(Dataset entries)
▬▬▬▬▬▬
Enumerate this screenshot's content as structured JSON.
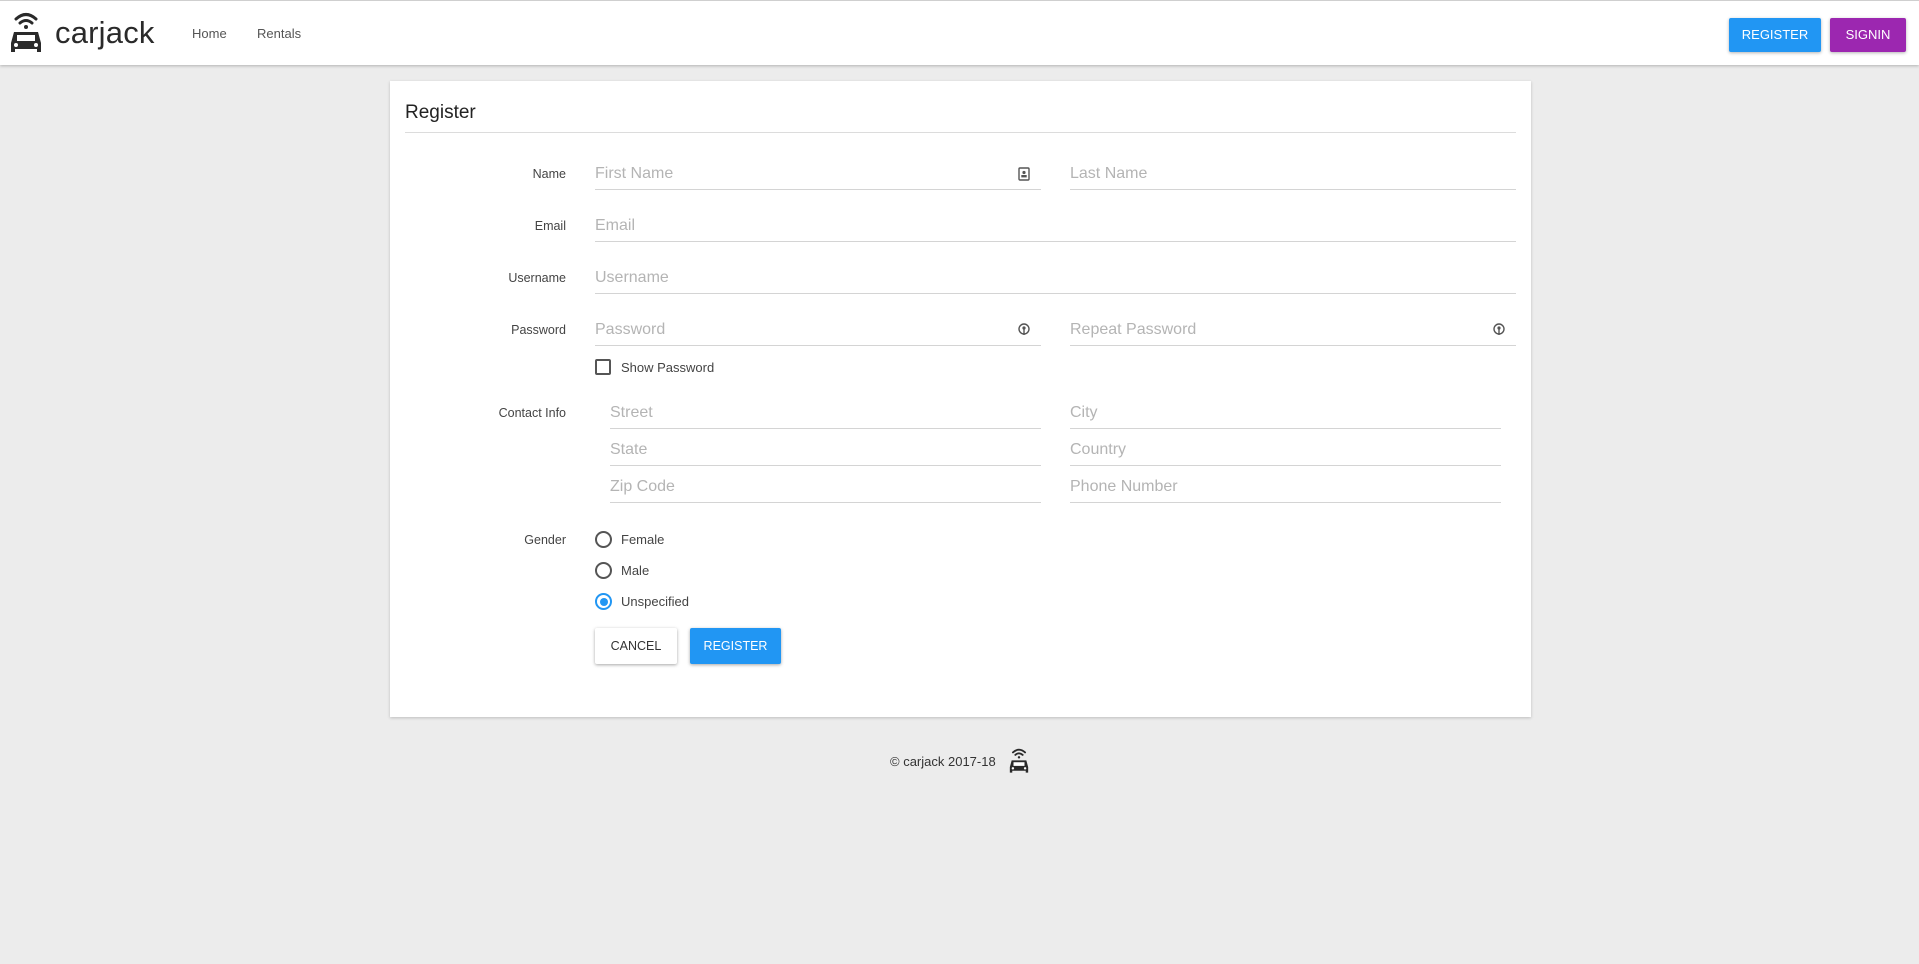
{
  "app": {
    "brand": "carjack",
    "nav": [
      {
        "label": "Home"
      },
      {
        "label": "Rentals"
      }
    ],
    "top_buttons": {
      "register": "REGISTER",
      "signin": "SIGNIN"
    }
  },
  "colors": {
    "primary": "#2196f3",
    "signin": "#9c27b0",
    "background": "#ececec"
  },
  "form": {
    "title": "Register",
    "labels": {
      "name": "Name",
      "email": "Email",
      "username": "Username",
      "password": "Password",
      "contact": "Contact Info",
      "gender": "Gender"
    },
    "fields": {
      "first_name": {
        "placeholder": "First Name",
        "value": "",
        "icon": "contact-card-icon"
      },
      "last_name": {
        "placeholder": "Last Name",
        "value": ""
      },
      "email": {
        "placeholder": "Email",
        "value": ""
      },
      "username": {
        "placeholder": "Username",
        "value": ""
      },
      "password": {
        "placeholder": "Password",
        "value": "",
        "icon": "password-key-icon"
      },
      "repeat_password": {
        "placeholder": "Repeat Password",
        "value": "",
        "icon": "password-key-icon"
      },
      "street": {
        "placeholder": "Street",
        "value": ""
      },
      "city": {
        "placeholder": "City",
        "value": ""
      },
      "state": {
        "placeholder": "State",
        "value": ""
      },
      "country": {
        "placeholder": "Country",
        "value": ""
      },
      "zip": {
        "placeholder": "Zip Code",
        "value": ""
      },
      "phone": {
        "placeholder": "Phone Number",
        "value": ""
      }
    },
    "show_password": {
      "label": "Show Password",
      "checked": false
    },
    "gender_options": [
      {
        "label": "Female",
        "checked": false
      },
      {
        "label": "Male",
        "checked": false
      },
      {
        "label": "Unspecified",
        "checked": true
      }
    ],
    "buttons": {
      "cancel": "CANCEL",
      "register": "REGISTER"
    }
  },
  "footer": {
    "text": "© carjack 2017-18",
    "icon": "car-wifi-icon"
  }
}
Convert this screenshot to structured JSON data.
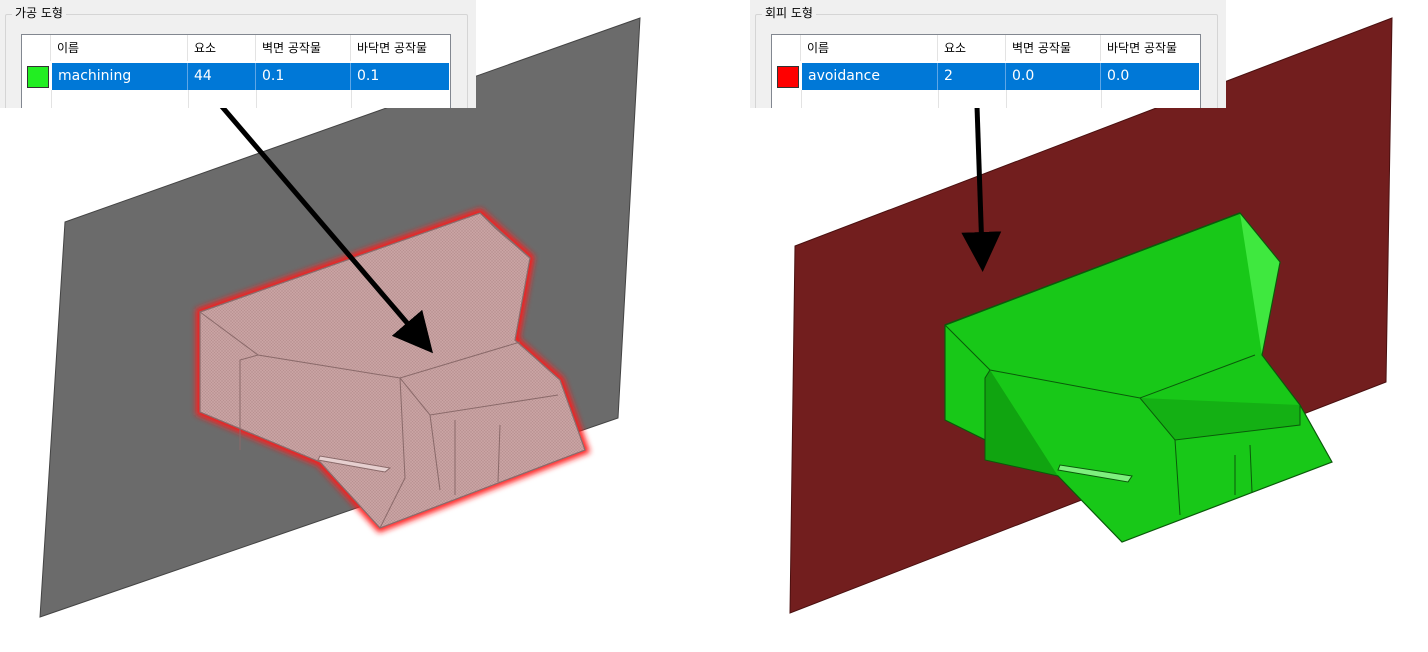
{
  "left_panel": {
    "title": "가공 도형",
    "columns": [
      "이름",
      "요소",
      "벽면 공작물",
      "바닥면 공작물"
    ],
    "row": {
      "color": "#22ee22",
      "name": "machining",
      "elements": "44",
      "wall_stock": "0.1",
      "floor_stock": "0.1"
    }
  },
  "right_panel": {
    "title": "회피 도형",
    "columns": [
      "이름",
      "요소",
      "벽면 공작물",
      "바닥면 공작물"
    ],
    "row": {
      "color": "#ff0000",
      "name": "avoidance",
      "elements": "2",
      "wall_stock": "0.0",
      "floor_stock": "0.0"
    }
  },
  "colors": {
    "selection": "#0078d7",
    "left_plane": "#6b6b6b",
    "left_part": "#c8a0a0",
    "left_outline": "#ff2a2a",
    "right_plane": "#721e1e",
    "right_part": "#22dd22"
  }
}
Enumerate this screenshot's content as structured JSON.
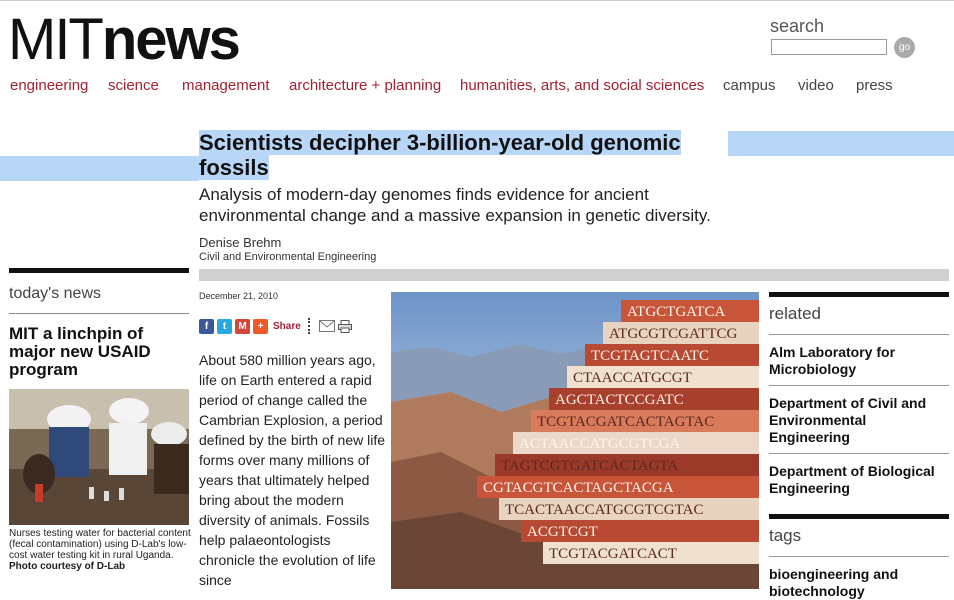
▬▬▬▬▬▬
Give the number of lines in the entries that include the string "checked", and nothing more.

### SOLUTION TO THE EXERCISE
4